## What to do
Would you please copy every line below that includes the string "tears"?

Source data
------------------------------------------------------------------------

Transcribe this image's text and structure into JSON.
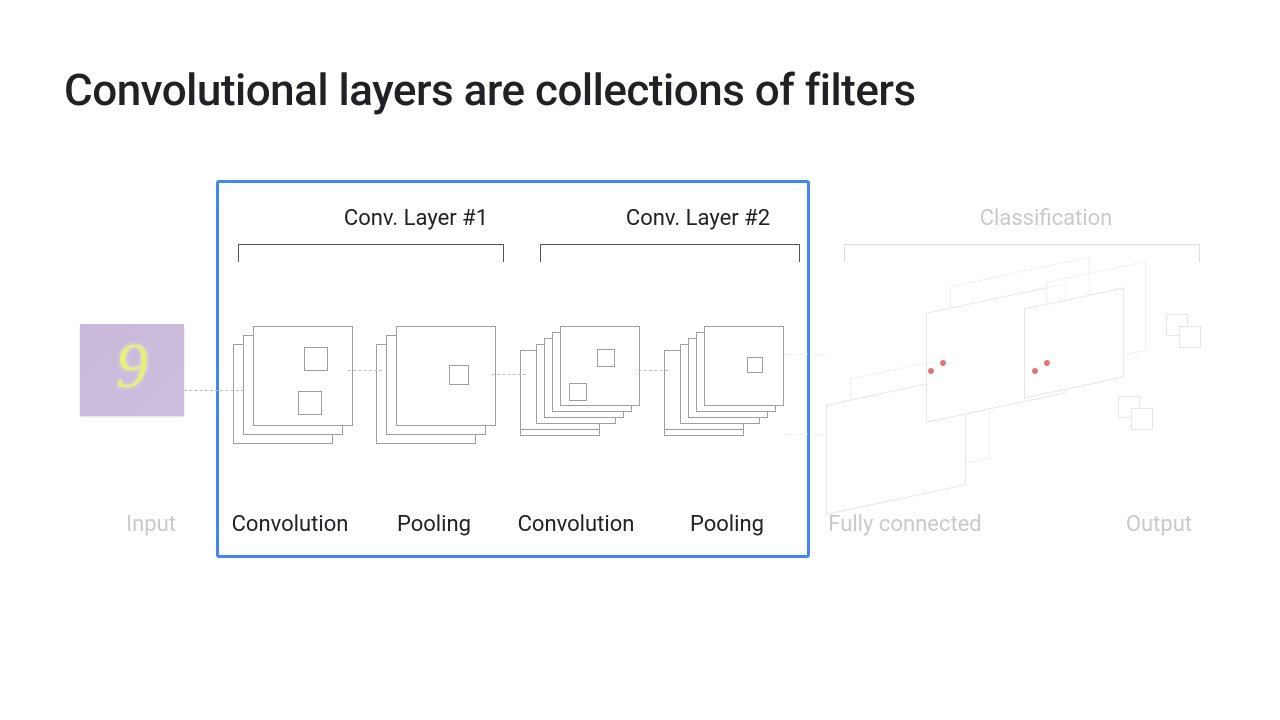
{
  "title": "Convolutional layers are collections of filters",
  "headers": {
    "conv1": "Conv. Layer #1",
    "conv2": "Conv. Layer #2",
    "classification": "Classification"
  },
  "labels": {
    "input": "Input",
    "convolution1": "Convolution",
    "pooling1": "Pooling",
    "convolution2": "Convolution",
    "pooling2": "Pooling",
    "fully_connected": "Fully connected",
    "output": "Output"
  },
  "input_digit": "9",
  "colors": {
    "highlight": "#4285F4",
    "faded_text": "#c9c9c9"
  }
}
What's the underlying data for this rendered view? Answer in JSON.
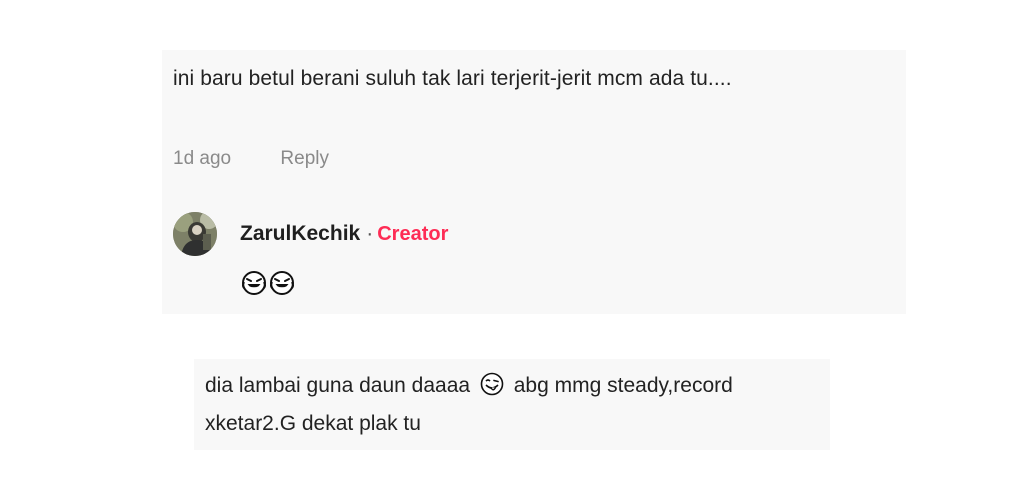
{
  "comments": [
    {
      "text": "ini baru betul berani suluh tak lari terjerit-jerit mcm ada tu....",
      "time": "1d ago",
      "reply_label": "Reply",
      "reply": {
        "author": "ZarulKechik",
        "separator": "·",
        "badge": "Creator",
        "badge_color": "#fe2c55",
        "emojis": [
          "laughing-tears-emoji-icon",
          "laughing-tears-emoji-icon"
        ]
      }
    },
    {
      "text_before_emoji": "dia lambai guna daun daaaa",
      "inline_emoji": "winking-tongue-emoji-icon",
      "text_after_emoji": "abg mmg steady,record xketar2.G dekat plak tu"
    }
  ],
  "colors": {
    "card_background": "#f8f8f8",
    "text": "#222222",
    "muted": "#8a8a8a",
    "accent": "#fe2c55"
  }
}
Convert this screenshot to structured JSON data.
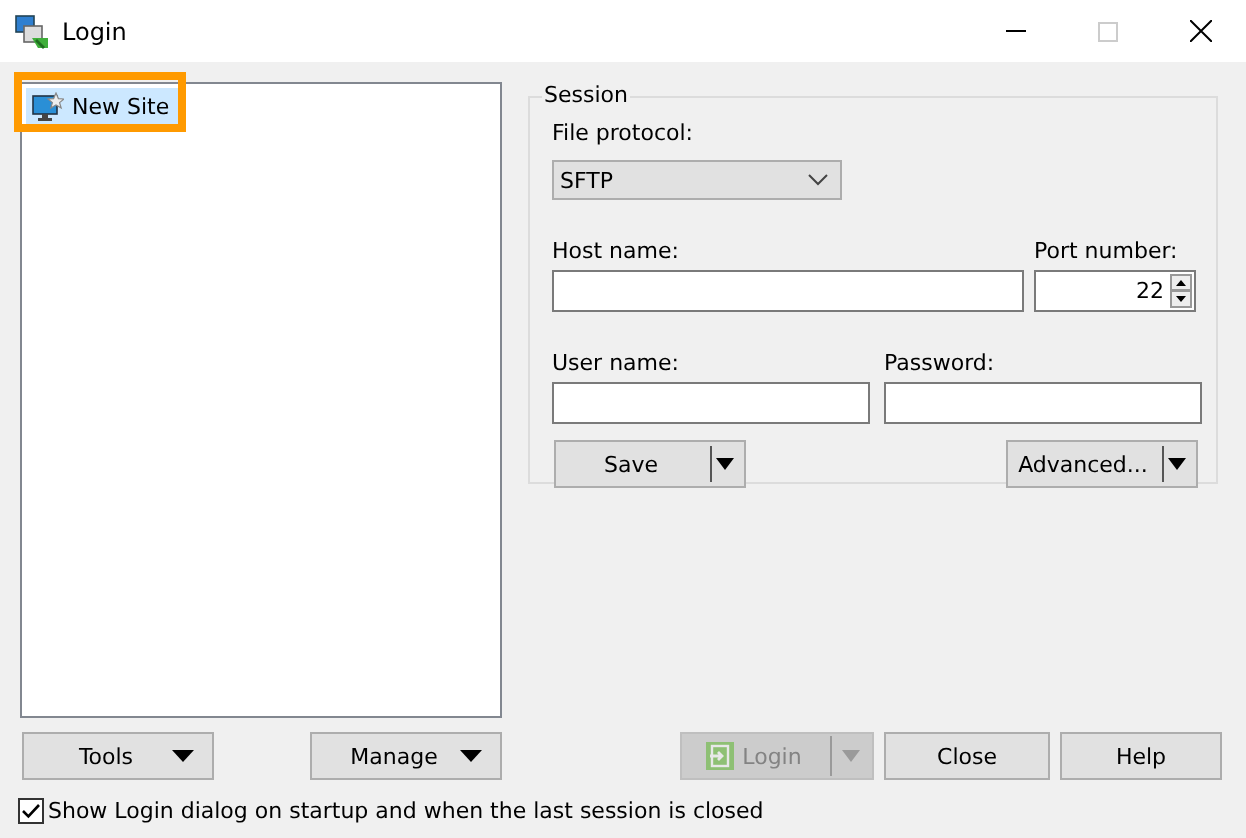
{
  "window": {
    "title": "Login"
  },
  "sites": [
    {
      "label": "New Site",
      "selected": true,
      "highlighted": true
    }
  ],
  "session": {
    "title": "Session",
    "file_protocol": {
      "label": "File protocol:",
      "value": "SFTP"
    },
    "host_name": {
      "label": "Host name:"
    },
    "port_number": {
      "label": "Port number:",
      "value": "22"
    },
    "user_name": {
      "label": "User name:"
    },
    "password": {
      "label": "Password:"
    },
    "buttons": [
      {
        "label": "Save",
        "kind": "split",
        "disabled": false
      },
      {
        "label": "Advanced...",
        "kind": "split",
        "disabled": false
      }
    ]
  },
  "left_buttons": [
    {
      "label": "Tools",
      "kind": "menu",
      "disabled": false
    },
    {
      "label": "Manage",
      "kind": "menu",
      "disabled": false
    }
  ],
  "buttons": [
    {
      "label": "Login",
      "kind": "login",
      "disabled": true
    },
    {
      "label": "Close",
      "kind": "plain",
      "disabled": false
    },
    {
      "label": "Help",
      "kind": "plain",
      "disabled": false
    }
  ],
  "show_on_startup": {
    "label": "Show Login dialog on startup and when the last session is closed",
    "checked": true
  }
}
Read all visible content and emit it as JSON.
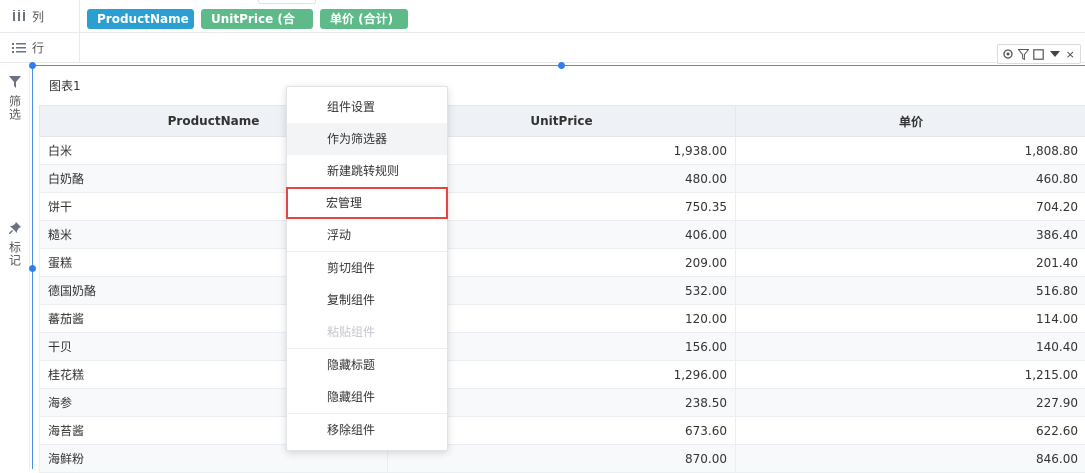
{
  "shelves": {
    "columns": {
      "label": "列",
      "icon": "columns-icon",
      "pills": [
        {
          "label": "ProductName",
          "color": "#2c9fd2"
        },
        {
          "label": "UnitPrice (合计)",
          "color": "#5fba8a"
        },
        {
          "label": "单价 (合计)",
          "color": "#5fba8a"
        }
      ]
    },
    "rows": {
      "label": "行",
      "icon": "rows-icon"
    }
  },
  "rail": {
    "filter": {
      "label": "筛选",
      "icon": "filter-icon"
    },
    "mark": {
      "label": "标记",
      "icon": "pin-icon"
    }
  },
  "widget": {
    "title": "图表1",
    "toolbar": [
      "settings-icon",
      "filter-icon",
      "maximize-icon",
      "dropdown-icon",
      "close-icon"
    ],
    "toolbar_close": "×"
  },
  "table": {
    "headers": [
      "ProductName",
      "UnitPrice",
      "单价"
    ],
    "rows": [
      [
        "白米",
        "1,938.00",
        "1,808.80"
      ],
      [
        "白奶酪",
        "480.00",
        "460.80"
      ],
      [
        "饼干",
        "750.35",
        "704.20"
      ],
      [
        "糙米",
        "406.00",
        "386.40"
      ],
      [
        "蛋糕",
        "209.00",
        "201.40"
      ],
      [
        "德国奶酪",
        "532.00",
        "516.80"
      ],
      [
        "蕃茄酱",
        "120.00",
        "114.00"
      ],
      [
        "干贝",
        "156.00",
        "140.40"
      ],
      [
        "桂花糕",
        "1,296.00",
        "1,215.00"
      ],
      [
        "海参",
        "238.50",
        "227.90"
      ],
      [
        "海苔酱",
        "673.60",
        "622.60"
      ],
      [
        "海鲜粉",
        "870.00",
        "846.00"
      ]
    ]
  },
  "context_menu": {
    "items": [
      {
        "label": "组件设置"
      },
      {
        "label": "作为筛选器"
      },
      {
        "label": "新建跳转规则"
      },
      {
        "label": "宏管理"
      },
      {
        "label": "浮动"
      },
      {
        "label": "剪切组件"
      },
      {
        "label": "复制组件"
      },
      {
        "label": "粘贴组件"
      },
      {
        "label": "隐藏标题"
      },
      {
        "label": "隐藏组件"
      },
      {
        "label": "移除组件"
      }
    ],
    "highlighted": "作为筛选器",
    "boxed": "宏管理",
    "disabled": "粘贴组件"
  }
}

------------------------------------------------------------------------

## Finished task
          "laughing-tears-emoji-icon",
          "laughing-tears-emoji-icon"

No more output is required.